The 2011 Kia Optima doesn't arrive in showrooms until the fall, but earlier this year the South Korean automaker blitzed the 2010 New York auto show with its upcoming four-door with a showy worldwide reveal, a press release with some details on the car's powertrains and features, and best of all, a boozy after-hours party in a nifty Meatpacking District loft.
The only thing missing? A key to open the door and play around inside, to find out how much distance Kia's put between the Optima and another Korean sedan you might have seen here at TCC.
The Optima's cockpit is no longer a mystery. This week's press drives of the 2011 Kia Sportage included a special guest in the form of the Optima, parked outside of a lunch stop on the California coast--and with the doors unlocked, we took the chance to poke around the interior and to see how dramatically different it is from that of its company kin, the 2011 Hyundai Sonata.
Angular Front Exterior View - 2011 Hyundai Sonata 4-door Sedan I4 Auto LimitedEnlarge Photo
Call it badge engineering or a clever way to package and sell the same expensive pieces to different buyers, but the Optima and Sonata show how simple it can be to differentiate related cars from each other. In the bad old days of endless versions of various Mercurys and Oldsmobiles, you'd often see the same body on two, three, or even four vehicles sold by different brands, with only a nose and bumpers switched out to cater to dealers.

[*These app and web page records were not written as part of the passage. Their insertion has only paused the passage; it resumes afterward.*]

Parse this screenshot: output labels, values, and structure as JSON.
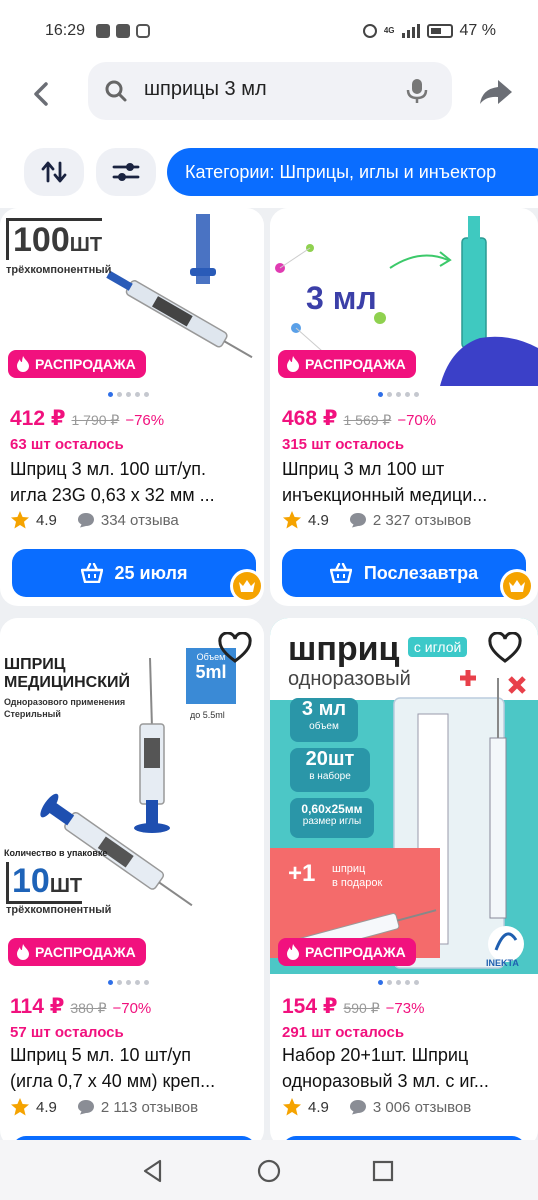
{
  "status": {
    "time": "16:29",
    "battery": "47 %",
    "network": "4G"
  },
  "search": {
    "query": "шприцы 3 мл"
  },
  "filters": {
    "category_chip": "Категории: Шприцы, иглы и инъектор"
  },
  "colors": {
    "accent": "#0a6dff",
    "sale": "#f1117e",
    "crown": "#f5a300"
  },
  "products": [
    {
      "image_text": {
        "count": "100",
        "unit": "ШТ",
        "subtitle": "трёхкомпонентный"
      },
      "badge": "РАСПРОДАЖА",
      "price": "412 ₽",
      "old_price": "1 790 ₽",
      "discount": "−76%",
      "stock": "63 шт осталось",
      "title_line1": "Шприц 3 мл. 100 шт/уп.",
      "title_line2": "игла 23G 0,63 х 32 мм ...",
      "rating": "4.9",
      "reviews": "334 отзыва",
      "button": "25 июля"
    },
    {
      "image_text": {
        "volume": "3 мл"
      },
      "badge": "РАСПРОДАЖА",
      "price": "468 ₽",
      "old_price": "1 569 ₽",
      "discount": "−70%",
      "stock": "315 шт осталось",
      "title_line1": "Шприц 3 мл 100 шт",
      "title_line2": "инъекционный медици...",
      "rating": "4.9",
      "reviews": "2 327 отзывов",
      "button": "Послезавтра"
    },
    {
      "image_text": {
        "heading1": "ШПРИЦ",
        "heading2": "МЕДИЦИНСКИЙ",
        "sub1": "Одноразового применения",
        "sub2": "Стерильный",
        "volume_label": "Объем",
        "volume": "5ml",
        "volume_note": "до 5.5ml",
        "pack_label": "Количество в упаковке",
        "count": "10",
        "unit": "ШТ",
        "subtitle": "трёхкомпонентный"
      },
      "badge": "РАСПРОДАЖА",
      "price": "114 ₽",
      "old_price": "380 ₽",
      "discount": "−70%",
      "stock": "57 шт осталось",
      "title_line1": "Шприц 5 мл. 10 шт/уп",
      "title_line2": "(игла 0,7 х 40 мм) креп...",
      "rating": "4.9",
      "reviews": "2 113 отзывов"
    },
    {
      "image_text": {
        "heading": "шприц",
        "heading_tag": "с иглой",
        "subheading": "одноразовый",
        "spec1_value": "3 мл",
        "spec1_label": "объем",
        "spec2_value": "20шт",
        "spec2_label": "в наборе",
        "spec3_value": "0,60x25мм",
        "spec3_label": "размер иглы",
        "promo_value": "+1",
        "promo_text1": "шприц",
        "promo_text2": "в подарок",
        "brand": "INEKTA"
      },
      "badge": "РАСПРОДАЖА",
      "price": "154 ₽",
      "old_price": "590 ₽",
      "discount": "−73%",
      "stock": "291 шт осталось",
      "title_line1": "Набор 20+1шт. Шприц",
      "title_line2": "одноразовый 3 мл. с иг...",
      "rating": "4.9",
      "reviews": "3 006 отзывов"
    }
  ]
}
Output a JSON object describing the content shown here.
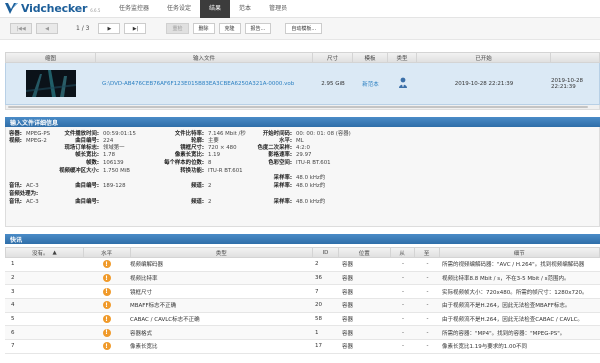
{
  "app": {
    "name": "Vidchecker",
    "version": "6.6.5"
  },
  "nav": [
    "任务监控器",
    "任务设定",
    "结果",
    "范本",
    "管理员"
  ],
  "toolbar": {
    "first": "|◀◀",
    "prev": "◀",
    "page": "1 / 3",
    "next": "▶",
    "last": "▶|",
    "recheck": "重检",
    "delete": "删除",
    "clone": "克隆",
    "report": "报告...",
    "auto_template": "自动模板..."
  },
  "files": {
    "headers": [
      "缩图",
      "输入文件",
      "尺寸",
      "模板",
      "类型",
      "已开始"
    ],
    "row": {
      "file": "G:\\DVD-AB476CEB76AF6F123E015B83EA3CBEA6250A321A-0000.vob",
      "size": "2.95 GiB",
      "template": "新范本",
      "started_1": "2019-10-28 22:21:39",
      "started_2": "2019-10-28 22:21:39"
    }
  },
  "details_title": "输入文件详细信息",
  "details": {
    "container_k": "容器:",
    "container_v": "MPEG-PS",
    "video_k": "视频:",
    "video_v": "MPEG-2",
    "duration_k": "文件播放时间:",
    "duration_v": "00:59:01:15",
    "track_k": "曲目编号:",
    "track_v": "224",
    "field_k": "现场订单标志:",
    "field_v": "领域第一",
    "aspect_k": "帧长宽比:",
    "aspect_v": "1.78",
    "frames_k": "帧数:",
    "frames_v": "106139",
    "vbuf_k": "视频缓冲区大小:",
    "vbuf_v": "1.750 MiB",
    "bitrate_k": "文件比特率:",
    "bitrate_v": "7.146 Mbit /秒",
    "profile_k": "轮廓:",
    "profile_v": "主要",
    "size_k": "镜框尺寸:",
    "size_v": "720 × 480",
    "par_k": "像素长宽比:",
    "par_v": "1.19",
    "hd_k": "每个样本的位数:",
    "hd_v": "8",
    "matrix_k": "转换功能:",
    "matrix_v": "ITU-R BT.601",
    "tc_k": "开始时间码:",
    "tc_v": "00:  00:  01:  08 (容器)",
    "level_k": "水平:",
    "level_v": "ML",
    "chroma_k": "色度二次采样:",
    "chroma_v": "4:2:0",
    "fps_k": "影格速率:",
    "fps_v": "29.97",
    "prim_k": "色彩空间:",
    "prim_v": "ITU-R BT.601",
    "audio1_k": "音讯:",
    "audio1_v": "AC-3",
    "audio1_track_k": "曲目编号:",
    "audio1_track_v": "189-128",
    "audio1_ch_k": "频道:",
    "audio1_ch_v": "2",
    "audio1_sr_k": "采样率:",
    "audio1_sr_v": "48.0 kHz的",
    "sr_top_k": "采样率:",
    "sr_top_v": "48.0 kHz的",
    "audio_proc_k": "音频处理为:",
    "audio2_k": "音讯:",
    "audio2_v": "AC-3",
    "audio2_track_k": "曲目编号:",
    "audio2_ch_k": "频道:",
    "audio2_ch_v": "2",
    "audio2_sr_k": "采样率:",
    "audio2_sr_v": "48.0 kHz的"
  },
  "quick_title": "快讯",
  "errors": {
    "headers": [
      "没有。",
      "水平",
      "类型",
      "ID",
      "位置",
      "从",
      "至",
      "细节"
    ],
    "rows": [
      {
        "no": "1",
        "type": "视频编解码器",
        "id": "2",
        "pos": "容器",
        "from": "-",
        "to": "-",
        "detail": "所需的视频编解码器：\"AVC / H.264\"。找到视频编解码器"
      },
      {
        "no": "2",
        "type": "视频比特率",
        "id": "36",
        "pos": "容器",
        "from": "-",
        "to": "-",
        "detail": "视频比特率8.8 Mbit / s，不在3-5 Mbit / s范围内。"
      },
      {
        "no": "3",
        "type": "镜框尺寸",
        "id": "7",
        "pos": "容器",
        "from": "-",
        "to": "-",
        "detail": "实际视频帧大小：720x480。所需的帧尺寸：1280x720。"
      },
      {
        "no": "4",
        "type": "MBAFF标志不正确",
        "id": "20",
        "pos": "容器",
        "from": "-",
        "to": "-",
        "detail": "由于视频流不是H.264，因此无法检查MBAFF标志。"
      },
      {
        "no": "5",
        "type": "CABAC / CAVLC标志不正确",
        "id": "58",
        "pos": "容器",
        "from": "-",
        "to": "-",
        "detail": "由于视频流不是H.264，因此无法检查CABAC / CAVLC。"
      },
      {
        "no": "6",
        "type": "容器格式",
        "id": "1",
        "pos": "容器",
        "from": "-",
        "to": "-",
        "detail": "所需的容器：\"MP4\"。找到的容器：\"MPEG-PS\"。"
      },
      {
        "no": "7",
        "type": "像素长宽比",
        "id": "17",
        "pos": "容器",
        "from": "-",
        "to": "-",
        "detail": "像素长宽比1.19与要求的1.00不同"
      }
    ]
  },
  "colors": {
    "accent": "#2f6ea8",
    "warn": "#f09a2a",
    "selected_row": "#dbe9f5"
  },
  "icons": {
    "warning": "warning-icon",
    "person": "person-icon"
  }
}
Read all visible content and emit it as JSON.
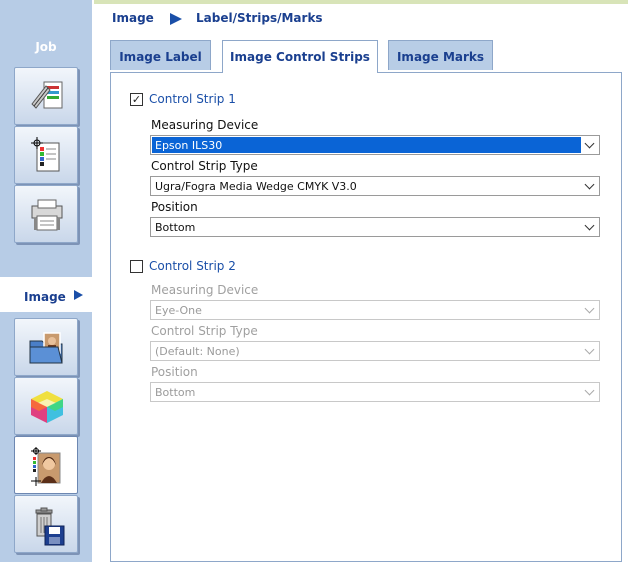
{
  "sidebar": {
    "job_title": "Job",
    "image_title": "Image",
    "job_buttons": [
      {
        "icon": "layout-icon"
      },
      {
        "icon": "page-marks-icon"
      },
      {
        "icon": "printer-icon"
      }
    ],
    "image_buttons": [
      {
        "icon": "image-folder-icon"
      },
      {
        "icon": "color-cube-icon"
      },
      {
        "icon": "image-portrait-marks-icon"
      },
      {
        "icon": "trash-save-icon"
      }
    ]
  },
  "header": {
    "section": "Image",
    "page": "Label/Strips/Marks"
  },
  "tabs": [
    {
      "label": "Image Label",
      "active": false
    },
    {
      "label": "Image Control Strips",
      "active": true
    },
    {
      "label": "Image Marks",
      "active": false
    }
  ],
  "strip1": {
    "checked": true,
    "label": "Control Strip 1",
    "measuring_device_label": "Measuring Device",
    "measuring_device_value": "Epson ILS30",
    "strip_type_label": "Control Strip Type",
    "strip_type_value": "Ugra/Fogra Media Wedge CMYK V3.0",
    "position_label": "Position",
    "position_value": "Bottom"
  },
  "strip2": {
    "checked": false,
    "label": "Control Strip 2",
    "measuring_device_label": "Measuring Device",
    "measuring_device_value": "Eye-One",
    "strip_type_label": "Control Strip Type",
    "strip_type_value": "(Default: None)",
    "position_label": "Position",
    "position_value": "Bottom"
  },
  "colors": {
    "accent": "#1a3f8f",
    "sidebar_bg": "#b7cce6",
    "selection": "#0a64d6"
  }
}
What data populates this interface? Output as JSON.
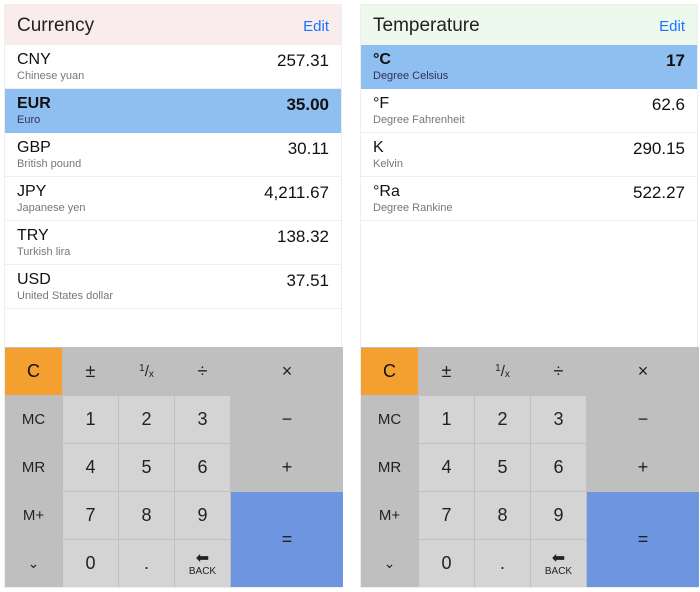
{
  "panels": [
    {
      "header_class": "pink",
      "title": "Currency",
      "edit": "Edit",
      "rows": [
        {
          "code": "CNY",
          "name": "Chinese yuan",
          "value": "257.31",
          "selected": false
        },
        {
          "code": "EUR",
          "name": "Euro",
          "value": "35.00",
          "selected": true
        },
        {
          "code": "GBP",
          "name": "British pound",
          "value": "30.11",
          "selected": false
        },
        {
          "code": "JPY",
          "name": "Japanese yen",
          "value": "4,211.67",
          "selected": false
        },
        {
          "code": "TRY",
          "name": "Turkish lira",
          "value": "138.32",
          "selected": false
        },
        {
          "code": "USD",
          "name": "United States dollar",
          "value": "37.51",
          "selected": false
        }
      ]
    },
    {
      "header_class": "green",
      "title": "Temperature",
      "edit": "Edit",
      "rows": [
        {
          "code": "°C",
          "name": "Degree Celsius",
          "value": "17",
          "selected": true
        },
        {
          "code": "°F",
          "name": "Degree Fahrenheit",
          "value": "62.6",
          "selected": false
        },
        {
          "code": "K",
          "name": "Kelvin",
          "value": "290.15",
          "selected": false
        },
        {
          "code": "°Ra",
          "name": "Degree Rankine",
          "value": "522.27",
          "selected": false
        }
      ]
    }
  ],
  "keypad": {
    "clear": "C",
    "plusminus": "±",
    "reciprocal_num": "1",
    "reciprocal_den": "x",
    "divide": "÷",
    "multiply": "×",
    "mc": "MC",
    "mr": "MR",
    "mplus": "M+",
    "minus": "−",
    "plus": "+",
    "equals": "=",
    "dot": ".",
    "back_arrow": "⬅",
    "back_label": "BACK",
    "chev": "⌄",
    "d1": "1",
    "d2": "2",
    "d3": "3",
    "d4": "4",
    "d5": "5",
    "d6": "6",
    "d7": "7",
    "d8": "8",
    "d9": "9",
    "d0": "0"
  }
}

With the Optima, it's clear Kia and Hyundai have figured out how to keep the costs down while taking strikingly different paths in styling. You can see it here just on the sheetmetal alone: the Sonata's "fluidic sculpture" styling theme works a long, elegant roofline for a silhouette that's almost pure Lexus--if you agree with the valets at the San Francisco Intercontinental Hotel. The Optima's kicky rear quarters seem totally unique, by comparison, but the hard points underneath that define the passenger space are nearly the same.
Inside, the Optima's just as distinct from the Sonata, and the production-ready interior is a lesson in how to put in personality without driving up development costs, which always get added on to the price you pay in the showrooms. You can see the Optima's "boomerang" that separates the driver's station from the front passenger zone--while on the Sonata below, the dash is more luxurious and open, and less overtly divided.
Where are the savings? Take a look at the location of the LCD touchscreen, the air vents, the shift lever and climate control, and the gauges. Nothing's really moved all that much; behind the Audi-like frame of the Optima's dash are the same inner workings as in the Sonata. Only here, they're capped with lines and forms that tell you how Kia wants you to perceive its brand: a little more engaging, a little more enthusiastic than the average Sonata buyer.
2011 Hyundai SonataEnlarge Photo
Dashboard - 2011 Hyundai Sonata 4-door Sedan I4 Auto LimitedEnlarge Photo
Other companies have mastered the same tricks. Volkswagen's one of the best at sharing big building blocks between all its brands, from VW and Audi and Seat and Skoda, to uber-luxury cars like Bugatti and Lamborghini. Ford's doing the same tricks with a range of cars like the Taurus and Lincoln MKS, the Fusion and MKZ, and the Flex and the MKT. GM's Buick Enclave and GMC Acadia couldn't seem more different--until you read the spec sheet.
Now Kia and Hyundai have picked up their game. And the game's just gotten a little tougher as a result.